Gone With the Wind was published on June 30, 1936. The book was arduously made into a film by David O. Selznick, and released three years later. The premiere of the film was held in Atlanta on December 15, 1939.

Gone with the Wind was such an overnight success that its publisher George Platt Brett, President of Macmillan Publishing, gave all its employees an 18% bonus in 1936


Mitchell's grave in Oakland Cemetery in Atlanta

Mitchell was struck by a speeding automobile as she crossed Peachtree Street at 13th Street with her husband, John Marsh, on her way to see the British film A Canterbury Tale at The Peachtree Art Theatre in August 1949. She died at Grady Hospital five days later without regaining consciousness. The driver, Hugh Gravitt, was an off-duty taxi driver.

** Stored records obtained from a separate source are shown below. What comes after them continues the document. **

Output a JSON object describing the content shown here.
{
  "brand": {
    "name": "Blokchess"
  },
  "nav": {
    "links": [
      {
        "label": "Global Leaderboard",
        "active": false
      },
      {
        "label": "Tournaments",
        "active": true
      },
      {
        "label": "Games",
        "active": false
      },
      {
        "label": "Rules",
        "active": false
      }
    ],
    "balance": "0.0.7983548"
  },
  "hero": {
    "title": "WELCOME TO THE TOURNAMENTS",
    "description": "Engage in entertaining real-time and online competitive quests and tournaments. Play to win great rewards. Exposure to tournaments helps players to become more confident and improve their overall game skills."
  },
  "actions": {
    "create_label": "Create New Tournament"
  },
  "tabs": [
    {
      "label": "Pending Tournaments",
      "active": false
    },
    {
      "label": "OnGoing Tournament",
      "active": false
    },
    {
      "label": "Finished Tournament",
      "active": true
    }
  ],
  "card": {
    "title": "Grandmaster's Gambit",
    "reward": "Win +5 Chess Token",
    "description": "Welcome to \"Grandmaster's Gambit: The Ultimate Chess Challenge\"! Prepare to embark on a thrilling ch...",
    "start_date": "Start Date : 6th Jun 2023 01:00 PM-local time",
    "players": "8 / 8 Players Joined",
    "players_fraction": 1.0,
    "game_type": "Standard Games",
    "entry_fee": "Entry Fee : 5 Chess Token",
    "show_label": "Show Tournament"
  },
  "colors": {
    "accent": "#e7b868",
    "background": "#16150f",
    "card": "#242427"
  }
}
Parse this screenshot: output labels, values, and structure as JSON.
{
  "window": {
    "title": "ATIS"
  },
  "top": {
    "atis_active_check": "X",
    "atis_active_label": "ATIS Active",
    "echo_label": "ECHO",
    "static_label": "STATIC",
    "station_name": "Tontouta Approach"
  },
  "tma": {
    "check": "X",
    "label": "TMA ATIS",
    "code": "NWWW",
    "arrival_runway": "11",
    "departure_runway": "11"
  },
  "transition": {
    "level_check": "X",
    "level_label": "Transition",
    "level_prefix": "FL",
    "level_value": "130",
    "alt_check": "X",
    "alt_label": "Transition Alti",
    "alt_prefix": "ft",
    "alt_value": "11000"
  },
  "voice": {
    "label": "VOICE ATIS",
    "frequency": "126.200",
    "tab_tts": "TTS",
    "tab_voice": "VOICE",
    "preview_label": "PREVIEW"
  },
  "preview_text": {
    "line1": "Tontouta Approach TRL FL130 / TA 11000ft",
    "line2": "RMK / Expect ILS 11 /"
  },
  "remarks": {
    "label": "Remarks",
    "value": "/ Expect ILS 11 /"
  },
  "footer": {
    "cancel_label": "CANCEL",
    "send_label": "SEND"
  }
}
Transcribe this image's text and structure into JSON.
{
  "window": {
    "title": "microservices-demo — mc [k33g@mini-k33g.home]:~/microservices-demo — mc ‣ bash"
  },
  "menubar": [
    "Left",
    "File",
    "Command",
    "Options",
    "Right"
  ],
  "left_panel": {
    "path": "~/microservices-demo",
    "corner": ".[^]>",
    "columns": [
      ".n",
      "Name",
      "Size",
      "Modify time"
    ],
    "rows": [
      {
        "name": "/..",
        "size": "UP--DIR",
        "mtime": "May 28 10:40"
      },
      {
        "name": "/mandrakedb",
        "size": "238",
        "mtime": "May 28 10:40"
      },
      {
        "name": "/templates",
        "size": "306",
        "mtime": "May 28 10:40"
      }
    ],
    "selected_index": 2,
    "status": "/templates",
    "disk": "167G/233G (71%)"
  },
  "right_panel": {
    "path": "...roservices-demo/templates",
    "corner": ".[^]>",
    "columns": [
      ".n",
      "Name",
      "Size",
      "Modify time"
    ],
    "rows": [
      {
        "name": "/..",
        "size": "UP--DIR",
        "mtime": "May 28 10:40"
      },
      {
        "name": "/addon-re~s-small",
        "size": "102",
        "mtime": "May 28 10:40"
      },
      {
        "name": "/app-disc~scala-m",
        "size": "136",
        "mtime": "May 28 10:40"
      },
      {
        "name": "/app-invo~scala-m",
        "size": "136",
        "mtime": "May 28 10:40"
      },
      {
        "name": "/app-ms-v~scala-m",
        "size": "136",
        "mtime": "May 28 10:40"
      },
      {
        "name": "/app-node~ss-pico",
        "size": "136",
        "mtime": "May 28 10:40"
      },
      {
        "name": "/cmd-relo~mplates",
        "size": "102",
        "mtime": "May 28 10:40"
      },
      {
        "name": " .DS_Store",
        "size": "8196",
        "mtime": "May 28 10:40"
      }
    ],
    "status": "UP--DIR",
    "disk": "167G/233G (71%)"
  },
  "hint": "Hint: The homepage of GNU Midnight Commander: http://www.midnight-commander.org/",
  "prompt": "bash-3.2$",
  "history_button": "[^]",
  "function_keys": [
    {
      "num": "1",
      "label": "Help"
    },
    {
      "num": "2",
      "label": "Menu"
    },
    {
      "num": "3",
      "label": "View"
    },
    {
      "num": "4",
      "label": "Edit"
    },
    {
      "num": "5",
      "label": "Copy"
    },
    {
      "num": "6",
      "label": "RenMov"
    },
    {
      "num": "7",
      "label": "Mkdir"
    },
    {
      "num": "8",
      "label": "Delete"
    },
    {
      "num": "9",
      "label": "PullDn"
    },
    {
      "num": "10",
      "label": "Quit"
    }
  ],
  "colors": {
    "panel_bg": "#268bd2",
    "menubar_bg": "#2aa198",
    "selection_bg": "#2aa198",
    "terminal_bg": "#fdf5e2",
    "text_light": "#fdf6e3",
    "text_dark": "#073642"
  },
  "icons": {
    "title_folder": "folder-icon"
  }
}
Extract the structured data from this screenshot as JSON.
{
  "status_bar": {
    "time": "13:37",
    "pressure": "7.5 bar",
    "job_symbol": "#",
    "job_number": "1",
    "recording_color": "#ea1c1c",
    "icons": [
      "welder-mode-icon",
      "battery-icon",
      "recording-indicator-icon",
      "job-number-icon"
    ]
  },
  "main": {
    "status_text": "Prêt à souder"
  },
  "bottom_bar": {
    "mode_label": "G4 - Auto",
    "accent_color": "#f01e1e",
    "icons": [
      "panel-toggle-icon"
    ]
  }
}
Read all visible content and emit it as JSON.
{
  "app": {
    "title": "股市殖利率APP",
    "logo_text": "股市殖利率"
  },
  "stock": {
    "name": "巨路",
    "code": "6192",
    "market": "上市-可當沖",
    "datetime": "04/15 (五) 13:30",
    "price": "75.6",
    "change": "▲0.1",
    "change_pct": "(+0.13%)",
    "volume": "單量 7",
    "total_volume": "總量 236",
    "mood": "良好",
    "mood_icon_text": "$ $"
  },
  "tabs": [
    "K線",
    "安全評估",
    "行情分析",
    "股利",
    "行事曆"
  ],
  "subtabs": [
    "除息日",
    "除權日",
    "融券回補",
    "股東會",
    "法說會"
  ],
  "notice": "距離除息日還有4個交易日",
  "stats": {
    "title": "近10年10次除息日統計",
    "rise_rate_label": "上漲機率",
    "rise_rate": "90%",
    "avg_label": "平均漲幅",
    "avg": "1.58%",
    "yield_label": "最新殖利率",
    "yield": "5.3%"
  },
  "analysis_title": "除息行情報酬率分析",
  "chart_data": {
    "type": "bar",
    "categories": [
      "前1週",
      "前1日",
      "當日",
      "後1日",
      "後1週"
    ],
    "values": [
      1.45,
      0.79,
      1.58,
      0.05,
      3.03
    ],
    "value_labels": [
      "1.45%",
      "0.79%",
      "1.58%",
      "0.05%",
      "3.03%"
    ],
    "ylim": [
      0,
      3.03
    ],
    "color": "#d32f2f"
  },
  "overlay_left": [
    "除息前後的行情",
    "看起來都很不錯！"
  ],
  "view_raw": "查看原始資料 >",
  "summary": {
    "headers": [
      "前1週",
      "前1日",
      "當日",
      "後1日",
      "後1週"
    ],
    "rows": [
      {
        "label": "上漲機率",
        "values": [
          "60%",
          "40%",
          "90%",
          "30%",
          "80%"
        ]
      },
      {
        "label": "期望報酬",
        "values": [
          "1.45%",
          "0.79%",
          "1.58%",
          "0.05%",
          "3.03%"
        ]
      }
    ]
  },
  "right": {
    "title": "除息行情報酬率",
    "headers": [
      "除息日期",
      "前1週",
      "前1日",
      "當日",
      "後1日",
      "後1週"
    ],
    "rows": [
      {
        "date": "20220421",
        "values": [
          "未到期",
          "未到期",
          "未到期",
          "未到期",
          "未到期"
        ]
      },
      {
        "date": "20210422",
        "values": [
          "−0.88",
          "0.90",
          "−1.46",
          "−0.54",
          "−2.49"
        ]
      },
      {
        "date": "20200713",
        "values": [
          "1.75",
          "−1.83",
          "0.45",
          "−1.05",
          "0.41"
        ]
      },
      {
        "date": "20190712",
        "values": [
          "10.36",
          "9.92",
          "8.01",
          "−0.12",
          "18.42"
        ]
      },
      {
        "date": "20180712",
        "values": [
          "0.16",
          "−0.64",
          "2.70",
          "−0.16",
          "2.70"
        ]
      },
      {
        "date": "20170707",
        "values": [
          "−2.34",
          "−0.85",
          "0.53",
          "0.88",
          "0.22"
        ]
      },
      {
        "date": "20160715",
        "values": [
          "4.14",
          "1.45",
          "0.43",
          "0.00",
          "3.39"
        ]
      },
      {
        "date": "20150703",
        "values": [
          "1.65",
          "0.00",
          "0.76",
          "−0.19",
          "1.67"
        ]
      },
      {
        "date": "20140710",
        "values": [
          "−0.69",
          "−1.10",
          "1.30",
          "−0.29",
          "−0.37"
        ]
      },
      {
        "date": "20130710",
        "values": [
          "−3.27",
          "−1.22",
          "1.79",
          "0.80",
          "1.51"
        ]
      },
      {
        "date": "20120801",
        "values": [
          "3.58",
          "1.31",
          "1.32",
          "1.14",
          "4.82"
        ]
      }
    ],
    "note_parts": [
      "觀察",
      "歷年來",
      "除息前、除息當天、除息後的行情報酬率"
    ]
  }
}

He was driving his personal vehicle at the time, but his occupation led to many erroneous references over the years to Mitchell’s having been struck by a taxi. After the accident, Gravitt was arrested for drunken driving and released on a $5,450 bond until Mitchell's death several days later. It was discovered that he had been cited 23 times previously for traffic violations. Georgia Gov. Herman Talmadge announced that the state would tighten regulations for licensing taxi drivers.

Gravitt was later convicted of involuntary manslaughter and served 11 months in prison. His conviction was controversial because witnesses said Mitchell stepped into the street without looking, and her friends claimed she often did this.

She was buried in Oakland Cemetery in Atlanta.

In 1986, a stamp was issued in her honor.


Obituary, NY Times, August 17, 1949 Miss Mitchell, 49, Dead of Injuries

New Georgia Encyclopedia (biographical entry)

Margaret Mitchell timeline

Bio of Margaret Mitchell prepared by the Margaret Mitchell House and Museum

Biography of Margaret Mitchell - Books & Writers website

Source: Internet